CITY’S DOWNTOWN CLEANING AND SECURITY LIAISON DEPARTS: Shawn Campbell, coordinator for the city of Portland’s three enhanced service districts, left his job last week. The city declined to answer questions about Campbell’s departure and whether it was voluntary, but it comes at a curious time: The city is undergoing a community review of a scathing 2020 audit that revealed accountability and transparency issues within the districts. Such districts—in which business owners agree to pay a fee for extra cleanup and security services—have long been controversial. In addition, a local security company filed a complaint in July with the National Labor Relations Board alleging that Clean & Safe, the organization that runs the downtown district, entered into an unlawful agreement with Service Employees International Union Local 49 that resulted in the company losing a contract to an international security conglomerate. (SEIU denies the allegations. Clean & Safe and the Portland Business Alliance have not responded to requests for comment.)

BLIXSETH’S TIRE PILE IS LEGAL: Piling up tons of shredded tires along the Willamette River where they can be loaded onto a cargo ship is allowed, according to the Oregon Department of Environmental Quality.
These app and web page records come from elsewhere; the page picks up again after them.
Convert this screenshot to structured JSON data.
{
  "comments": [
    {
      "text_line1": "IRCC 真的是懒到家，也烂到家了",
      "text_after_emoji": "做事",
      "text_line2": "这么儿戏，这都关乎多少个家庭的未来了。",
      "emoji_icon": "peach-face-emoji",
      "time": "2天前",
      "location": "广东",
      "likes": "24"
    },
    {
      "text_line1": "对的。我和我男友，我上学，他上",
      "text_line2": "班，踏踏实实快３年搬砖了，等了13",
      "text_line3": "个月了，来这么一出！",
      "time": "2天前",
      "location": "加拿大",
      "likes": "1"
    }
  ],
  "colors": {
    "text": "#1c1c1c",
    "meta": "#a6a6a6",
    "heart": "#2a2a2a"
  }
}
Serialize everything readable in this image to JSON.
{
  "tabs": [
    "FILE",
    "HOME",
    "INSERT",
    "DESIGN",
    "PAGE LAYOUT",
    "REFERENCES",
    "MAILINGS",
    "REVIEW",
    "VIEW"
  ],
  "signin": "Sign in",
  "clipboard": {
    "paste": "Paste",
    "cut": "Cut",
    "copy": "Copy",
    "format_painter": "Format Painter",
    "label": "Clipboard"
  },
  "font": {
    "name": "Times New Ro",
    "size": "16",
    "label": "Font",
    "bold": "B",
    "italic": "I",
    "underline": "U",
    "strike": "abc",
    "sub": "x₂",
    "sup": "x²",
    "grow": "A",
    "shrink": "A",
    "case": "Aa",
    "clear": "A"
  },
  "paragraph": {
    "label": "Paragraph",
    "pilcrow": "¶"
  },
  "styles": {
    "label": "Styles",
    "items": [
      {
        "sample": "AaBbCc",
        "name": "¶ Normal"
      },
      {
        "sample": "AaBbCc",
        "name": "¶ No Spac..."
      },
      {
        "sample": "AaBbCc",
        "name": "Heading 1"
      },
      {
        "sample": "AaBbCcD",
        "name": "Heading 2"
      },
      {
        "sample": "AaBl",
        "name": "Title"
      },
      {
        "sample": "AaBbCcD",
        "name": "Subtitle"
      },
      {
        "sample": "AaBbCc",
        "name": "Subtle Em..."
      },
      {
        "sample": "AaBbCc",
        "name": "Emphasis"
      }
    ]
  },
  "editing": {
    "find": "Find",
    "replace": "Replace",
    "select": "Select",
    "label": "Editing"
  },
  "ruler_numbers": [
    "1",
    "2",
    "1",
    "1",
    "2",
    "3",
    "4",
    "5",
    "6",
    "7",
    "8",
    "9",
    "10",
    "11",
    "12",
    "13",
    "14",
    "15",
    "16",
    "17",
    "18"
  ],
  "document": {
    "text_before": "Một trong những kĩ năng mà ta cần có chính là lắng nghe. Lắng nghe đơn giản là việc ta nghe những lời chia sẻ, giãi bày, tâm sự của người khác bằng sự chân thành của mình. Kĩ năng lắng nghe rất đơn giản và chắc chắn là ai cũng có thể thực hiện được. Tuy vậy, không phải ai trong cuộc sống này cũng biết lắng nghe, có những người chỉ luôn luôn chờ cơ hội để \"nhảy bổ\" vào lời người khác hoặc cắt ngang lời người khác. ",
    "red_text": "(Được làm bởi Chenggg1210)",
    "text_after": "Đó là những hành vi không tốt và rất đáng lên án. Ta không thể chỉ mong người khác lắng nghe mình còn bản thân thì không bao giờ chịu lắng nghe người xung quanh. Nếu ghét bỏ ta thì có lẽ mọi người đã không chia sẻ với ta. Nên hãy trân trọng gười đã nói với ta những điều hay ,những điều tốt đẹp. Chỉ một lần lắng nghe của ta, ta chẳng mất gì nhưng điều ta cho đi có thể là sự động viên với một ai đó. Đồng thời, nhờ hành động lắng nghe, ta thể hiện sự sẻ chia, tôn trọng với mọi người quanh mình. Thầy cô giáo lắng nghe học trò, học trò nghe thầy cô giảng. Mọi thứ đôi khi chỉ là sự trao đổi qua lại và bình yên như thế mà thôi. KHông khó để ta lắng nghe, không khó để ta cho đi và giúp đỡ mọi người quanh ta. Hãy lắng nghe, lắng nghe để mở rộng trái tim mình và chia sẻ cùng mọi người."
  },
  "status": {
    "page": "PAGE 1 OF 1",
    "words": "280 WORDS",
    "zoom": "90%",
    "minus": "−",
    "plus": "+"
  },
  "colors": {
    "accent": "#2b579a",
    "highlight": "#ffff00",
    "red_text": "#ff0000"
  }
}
Inspectors showed up unannounced at the old Louis Dreyfus grain terminal just north of the Steel Bridge on Aug. 4 but found no violations, DEQ spokeswoman Lauren Wirtis says. “They observed two piles of tire-shred product,” Wirtis wrote in an email to WW. “No tire shreds were visible outside of the two piles. DEQ inspectors did not observe any visible dust or odor during their visit.” The DEQ inspection came after a Portland resident told WW he went on a run past the terminal in July and encountered dust and the stench of rubber (“Rubber Room,” WW, July 27). One thing had changed in the interim: A ship taking on tire shreds had left two weeks earlier. Willamette Riverkeeper Travis Williams says he wonders if the DEQ inspectors looked at stormwater containment. “That would be a potential water quality impact,” Williams says. The Portland Bureau of Environmental Services, which regulates stormwater at the site, says the terminal doesn’t need a permit because it’s not a manufacturer. The terminal is owned by Beau Blixseth, son of Oregon timber speculator Tim Blixseth, and Chandos Mahon, a shredded-tire magnate.

GENDERED FUNDRAISER RAISES EYEBROWS: Democratic lawmakers have made equity a huge focus in recent sessions—passing pay equity, family medical leave, criminal justice reforms and other laws aimed at ensuring equal treatment for all Oregonians. So several lobbyists are scratching their heads at an upcoming fundraiser organized by FuturePAC, the House Democrats’ campaign operation. Lobbyists got invitations to a Sept. 6 event titled “A Celebration of Womxn in the State House hosted by Future PAC!” Guests are invited to “join Majority Leader Julie Fahey and other womxn members of the Oregon House to celebrate our womxn-led majority and our fantastic womxn candidates.” (Tickets range from $50 to $10,000.) One female lobbyist, who requested anonymity to avoid offending lawmakers, commented on the paradox: “Seriously? What if the invitation were for ‘men in the State House’?” FuturePAC spokesman Andrew Rogers says the organization began holding such events in 2018 and it’s entirely appropriate. “The audience for this event tends to be folks who support organizations like EMILY’s List, WINPAC and Emerge Oregon—the goal being to connect folks who care about electing women to office with women candidates running,” Rogers says. “The invite went out to the entire lobby, all candidates, and supporters.”